EXERCISE INPUTS
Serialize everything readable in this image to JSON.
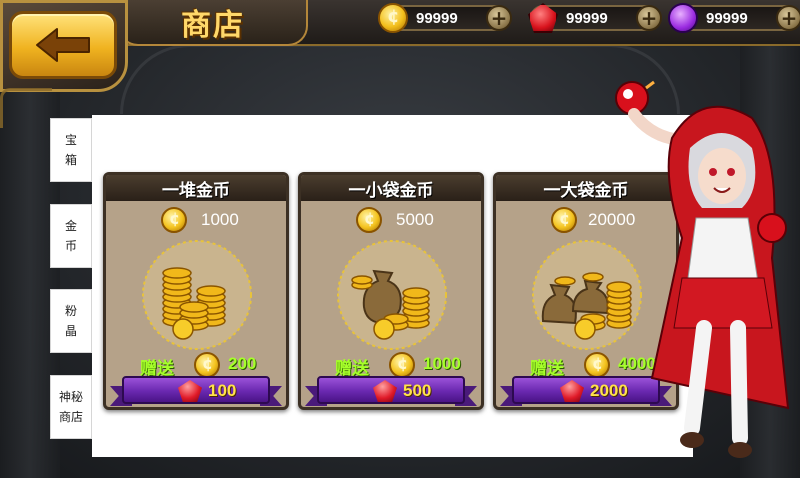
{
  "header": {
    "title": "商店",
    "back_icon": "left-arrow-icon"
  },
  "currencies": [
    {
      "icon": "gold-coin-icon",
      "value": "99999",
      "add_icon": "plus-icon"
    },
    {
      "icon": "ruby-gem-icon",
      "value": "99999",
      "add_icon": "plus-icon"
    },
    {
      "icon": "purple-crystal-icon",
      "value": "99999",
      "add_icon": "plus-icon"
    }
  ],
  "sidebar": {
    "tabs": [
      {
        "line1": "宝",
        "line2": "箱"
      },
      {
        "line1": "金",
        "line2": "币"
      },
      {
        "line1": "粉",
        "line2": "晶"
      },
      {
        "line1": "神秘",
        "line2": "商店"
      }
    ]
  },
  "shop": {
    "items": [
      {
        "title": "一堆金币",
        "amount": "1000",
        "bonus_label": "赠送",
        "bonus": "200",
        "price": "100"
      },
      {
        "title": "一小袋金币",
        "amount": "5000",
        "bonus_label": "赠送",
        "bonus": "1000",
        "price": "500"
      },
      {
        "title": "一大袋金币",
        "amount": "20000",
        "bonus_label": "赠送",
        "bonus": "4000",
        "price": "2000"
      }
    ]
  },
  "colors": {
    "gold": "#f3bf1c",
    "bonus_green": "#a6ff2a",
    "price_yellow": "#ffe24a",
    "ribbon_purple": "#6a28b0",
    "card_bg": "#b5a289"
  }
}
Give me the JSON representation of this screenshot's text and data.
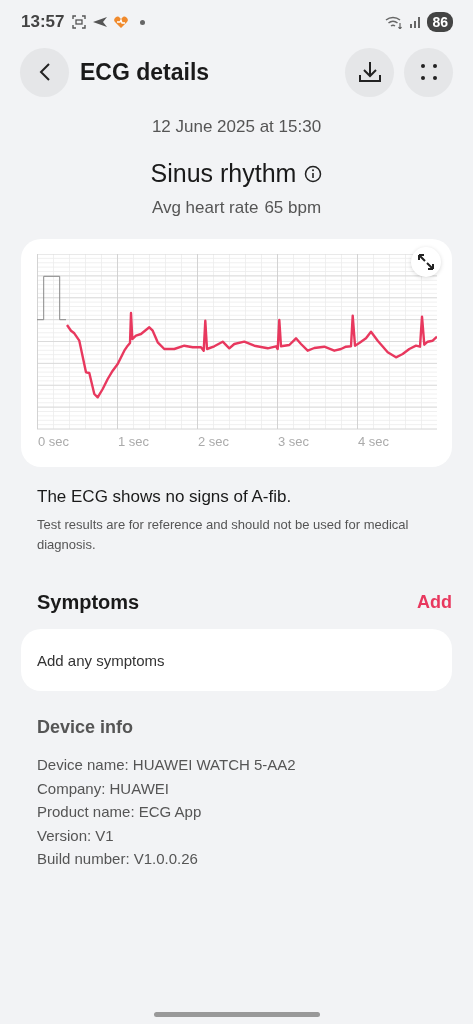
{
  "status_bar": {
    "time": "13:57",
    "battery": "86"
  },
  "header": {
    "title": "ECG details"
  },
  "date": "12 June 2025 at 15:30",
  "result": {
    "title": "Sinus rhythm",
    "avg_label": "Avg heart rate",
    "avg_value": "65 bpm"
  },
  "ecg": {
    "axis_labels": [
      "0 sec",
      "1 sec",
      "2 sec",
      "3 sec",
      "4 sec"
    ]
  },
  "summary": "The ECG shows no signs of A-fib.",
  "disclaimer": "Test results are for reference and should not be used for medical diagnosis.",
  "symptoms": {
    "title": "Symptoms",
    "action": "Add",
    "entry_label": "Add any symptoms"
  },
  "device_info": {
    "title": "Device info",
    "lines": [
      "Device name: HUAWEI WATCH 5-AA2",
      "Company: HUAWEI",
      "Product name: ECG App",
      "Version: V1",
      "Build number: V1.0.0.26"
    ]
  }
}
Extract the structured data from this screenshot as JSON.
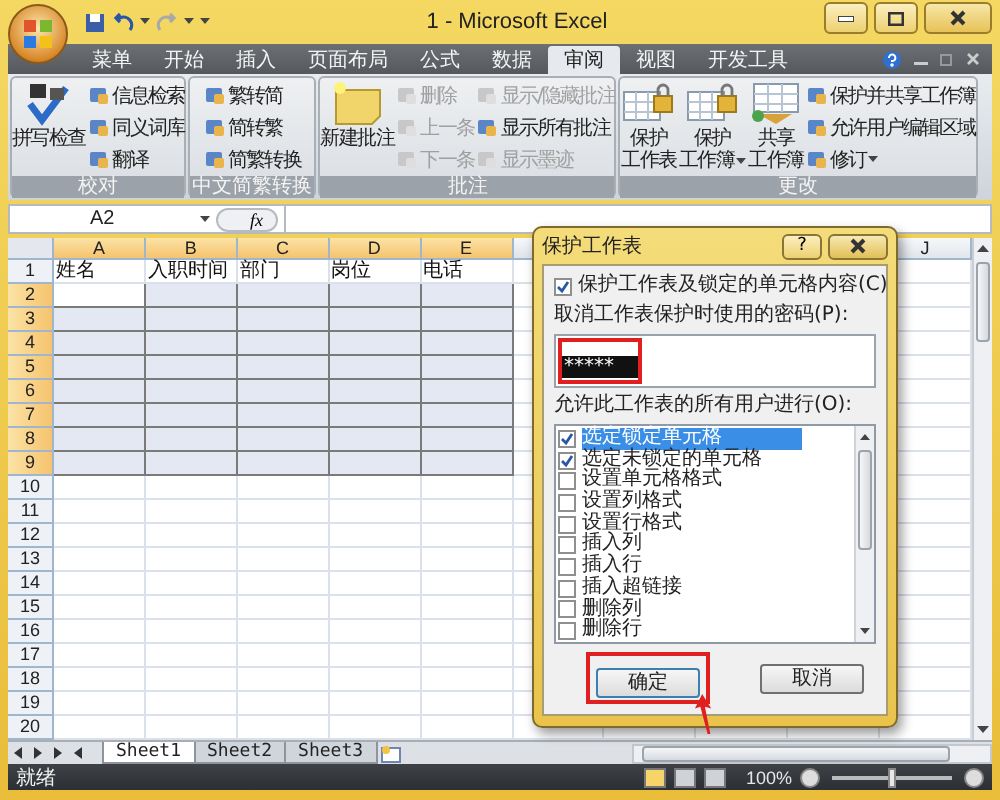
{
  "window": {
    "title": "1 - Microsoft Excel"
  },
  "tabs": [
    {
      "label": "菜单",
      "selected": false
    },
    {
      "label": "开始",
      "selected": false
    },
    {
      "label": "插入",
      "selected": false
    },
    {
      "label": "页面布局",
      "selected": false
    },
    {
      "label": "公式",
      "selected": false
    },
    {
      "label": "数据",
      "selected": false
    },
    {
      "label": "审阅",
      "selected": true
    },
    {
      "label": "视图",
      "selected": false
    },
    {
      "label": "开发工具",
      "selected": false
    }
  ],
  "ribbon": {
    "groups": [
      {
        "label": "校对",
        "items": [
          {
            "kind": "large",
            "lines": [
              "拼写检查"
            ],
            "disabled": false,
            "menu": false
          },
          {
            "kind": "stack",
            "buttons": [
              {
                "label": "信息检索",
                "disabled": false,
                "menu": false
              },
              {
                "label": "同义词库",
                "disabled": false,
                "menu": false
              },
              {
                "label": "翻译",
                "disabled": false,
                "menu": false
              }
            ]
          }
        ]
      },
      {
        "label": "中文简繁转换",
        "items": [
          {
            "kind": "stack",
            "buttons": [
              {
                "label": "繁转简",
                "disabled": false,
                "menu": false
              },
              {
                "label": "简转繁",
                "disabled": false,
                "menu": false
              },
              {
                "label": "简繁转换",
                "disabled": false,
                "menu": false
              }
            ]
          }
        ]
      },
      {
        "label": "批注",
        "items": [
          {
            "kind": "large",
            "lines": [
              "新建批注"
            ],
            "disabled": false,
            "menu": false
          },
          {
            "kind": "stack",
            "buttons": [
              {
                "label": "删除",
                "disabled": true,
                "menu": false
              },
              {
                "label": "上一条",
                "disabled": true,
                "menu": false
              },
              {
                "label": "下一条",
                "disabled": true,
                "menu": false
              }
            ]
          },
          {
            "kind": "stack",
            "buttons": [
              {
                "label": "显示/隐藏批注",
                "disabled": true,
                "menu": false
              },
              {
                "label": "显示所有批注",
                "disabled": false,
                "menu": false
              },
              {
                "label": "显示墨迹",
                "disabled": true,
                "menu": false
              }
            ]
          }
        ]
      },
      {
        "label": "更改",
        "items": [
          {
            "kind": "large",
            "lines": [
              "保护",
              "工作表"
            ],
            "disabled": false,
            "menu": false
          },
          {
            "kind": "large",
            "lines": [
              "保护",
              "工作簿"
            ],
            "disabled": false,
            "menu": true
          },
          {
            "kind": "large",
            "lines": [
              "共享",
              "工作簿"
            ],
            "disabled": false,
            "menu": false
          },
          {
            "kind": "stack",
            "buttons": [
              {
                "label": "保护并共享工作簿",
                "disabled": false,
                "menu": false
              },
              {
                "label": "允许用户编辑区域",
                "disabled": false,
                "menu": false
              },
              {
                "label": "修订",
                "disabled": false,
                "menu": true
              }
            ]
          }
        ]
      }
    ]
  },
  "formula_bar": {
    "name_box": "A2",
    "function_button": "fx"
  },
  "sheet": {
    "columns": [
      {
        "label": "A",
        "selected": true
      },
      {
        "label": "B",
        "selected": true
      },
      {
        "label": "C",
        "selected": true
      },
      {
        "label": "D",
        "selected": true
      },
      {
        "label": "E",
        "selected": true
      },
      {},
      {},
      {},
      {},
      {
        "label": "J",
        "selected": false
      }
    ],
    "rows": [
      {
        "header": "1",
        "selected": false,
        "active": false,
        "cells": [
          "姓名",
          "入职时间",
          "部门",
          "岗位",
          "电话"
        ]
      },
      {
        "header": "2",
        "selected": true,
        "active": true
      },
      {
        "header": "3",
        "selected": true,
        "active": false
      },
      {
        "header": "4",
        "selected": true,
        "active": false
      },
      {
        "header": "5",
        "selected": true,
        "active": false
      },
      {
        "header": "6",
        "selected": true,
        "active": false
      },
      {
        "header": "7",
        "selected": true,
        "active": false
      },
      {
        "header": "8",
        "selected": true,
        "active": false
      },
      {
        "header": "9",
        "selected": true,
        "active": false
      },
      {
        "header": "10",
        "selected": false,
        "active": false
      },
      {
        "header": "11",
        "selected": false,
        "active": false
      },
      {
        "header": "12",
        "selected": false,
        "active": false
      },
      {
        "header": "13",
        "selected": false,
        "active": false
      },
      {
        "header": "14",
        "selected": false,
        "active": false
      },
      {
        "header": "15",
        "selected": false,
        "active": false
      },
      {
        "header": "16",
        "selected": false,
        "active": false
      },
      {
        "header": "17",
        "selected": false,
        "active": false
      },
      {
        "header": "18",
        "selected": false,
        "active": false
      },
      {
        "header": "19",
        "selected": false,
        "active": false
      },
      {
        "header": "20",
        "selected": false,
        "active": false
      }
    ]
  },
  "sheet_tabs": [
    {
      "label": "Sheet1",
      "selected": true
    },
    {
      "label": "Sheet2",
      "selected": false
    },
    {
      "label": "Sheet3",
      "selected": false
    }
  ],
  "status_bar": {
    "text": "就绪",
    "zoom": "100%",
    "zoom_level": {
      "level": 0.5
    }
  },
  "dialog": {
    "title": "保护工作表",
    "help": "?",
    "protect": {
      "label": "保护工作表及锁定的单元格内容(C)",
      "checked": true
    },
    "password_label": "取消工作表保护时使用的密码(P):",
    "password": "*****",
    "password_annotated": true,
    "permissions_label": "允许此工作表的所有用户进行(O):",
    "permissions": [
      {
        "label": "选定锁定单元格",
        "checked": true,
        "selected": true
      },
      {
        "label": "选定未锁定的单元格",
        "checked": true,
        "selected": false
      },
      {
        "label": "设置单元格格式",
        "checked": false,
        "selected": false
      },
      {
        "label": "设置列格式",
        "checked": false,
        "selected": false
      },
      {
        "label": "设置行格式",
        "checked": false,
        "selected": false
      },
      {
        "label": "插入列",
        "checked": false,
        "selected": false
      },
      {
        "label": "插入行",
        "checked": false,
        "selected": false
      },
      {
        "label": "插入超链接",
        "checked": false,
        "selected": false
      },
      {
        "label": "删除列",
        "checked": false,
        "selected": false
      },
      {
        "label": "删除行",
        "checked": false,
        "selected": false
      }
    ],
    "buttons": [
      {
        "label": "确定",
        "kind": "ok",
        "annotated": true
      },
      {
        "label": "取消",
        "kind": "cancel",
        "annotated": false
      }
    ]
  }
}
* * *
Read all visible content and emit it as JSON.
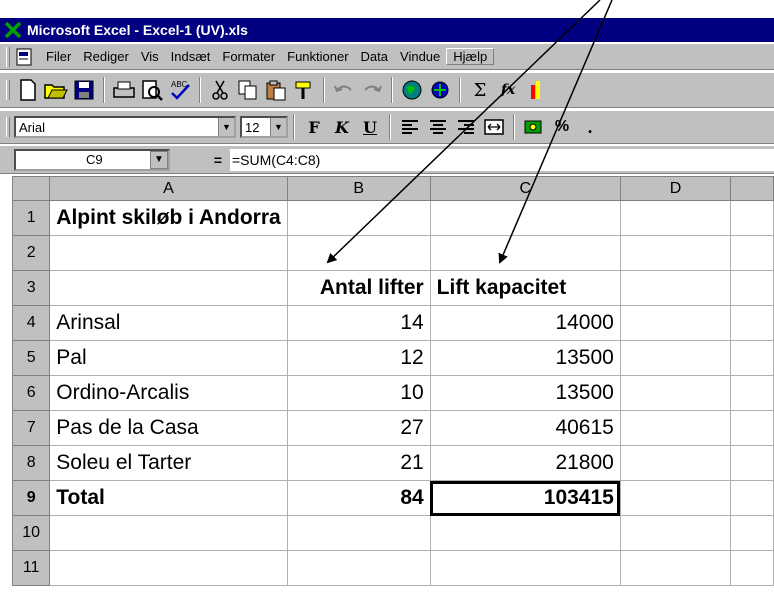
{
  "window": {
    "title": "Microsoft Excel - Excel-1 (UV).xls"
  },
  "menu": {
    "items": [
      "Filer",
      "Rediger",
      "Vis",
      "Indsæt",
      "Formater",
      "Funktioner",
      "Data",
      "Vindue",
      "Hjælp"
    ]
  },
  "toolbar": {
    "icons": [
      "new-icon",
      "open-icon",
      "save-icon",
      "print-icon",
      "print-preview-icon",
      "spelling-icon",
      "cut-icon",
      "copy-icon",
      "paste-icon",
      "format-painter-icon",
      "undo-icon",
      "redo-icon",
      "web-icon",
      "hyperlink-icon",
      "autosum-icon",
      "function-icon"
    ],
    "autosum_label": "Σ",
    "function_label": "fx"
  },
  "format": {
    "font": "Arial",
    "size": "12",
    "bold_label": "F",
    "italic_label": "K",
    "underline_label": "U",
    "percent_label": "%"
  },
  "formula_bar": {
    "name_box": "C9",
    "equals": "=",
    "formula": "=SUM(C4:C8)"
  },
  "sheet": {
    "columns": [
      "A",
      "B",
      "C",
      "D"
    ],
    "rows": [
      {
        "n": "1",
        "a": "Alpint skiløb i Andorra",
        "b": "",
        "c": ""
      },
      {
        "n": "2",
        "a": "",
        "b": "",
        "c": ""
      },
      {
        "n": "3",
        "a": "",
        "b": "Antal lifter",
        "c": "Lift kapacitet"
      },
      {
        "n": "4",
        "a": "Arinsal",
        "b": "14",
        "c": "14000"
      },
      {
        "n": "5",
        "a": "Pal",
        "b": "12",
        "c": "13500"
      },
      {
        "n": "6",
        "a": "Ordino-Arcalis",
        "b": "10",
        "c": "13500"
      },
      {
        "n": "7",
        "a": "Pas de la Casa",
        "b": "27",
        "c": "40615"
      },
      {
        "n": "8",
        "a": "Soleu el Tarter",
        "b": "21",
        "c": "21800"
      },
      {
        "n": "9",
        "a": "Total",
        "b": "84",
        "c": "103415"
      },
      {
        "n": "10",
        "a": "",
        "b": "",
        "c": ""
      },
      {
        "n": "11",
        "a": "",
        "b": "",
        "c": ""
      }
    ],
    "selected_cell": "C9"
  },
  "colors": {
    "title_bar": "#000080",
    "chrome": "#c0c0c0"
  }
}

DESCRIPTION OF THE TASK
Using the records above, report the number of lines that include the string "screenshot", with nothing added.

ANSWER
2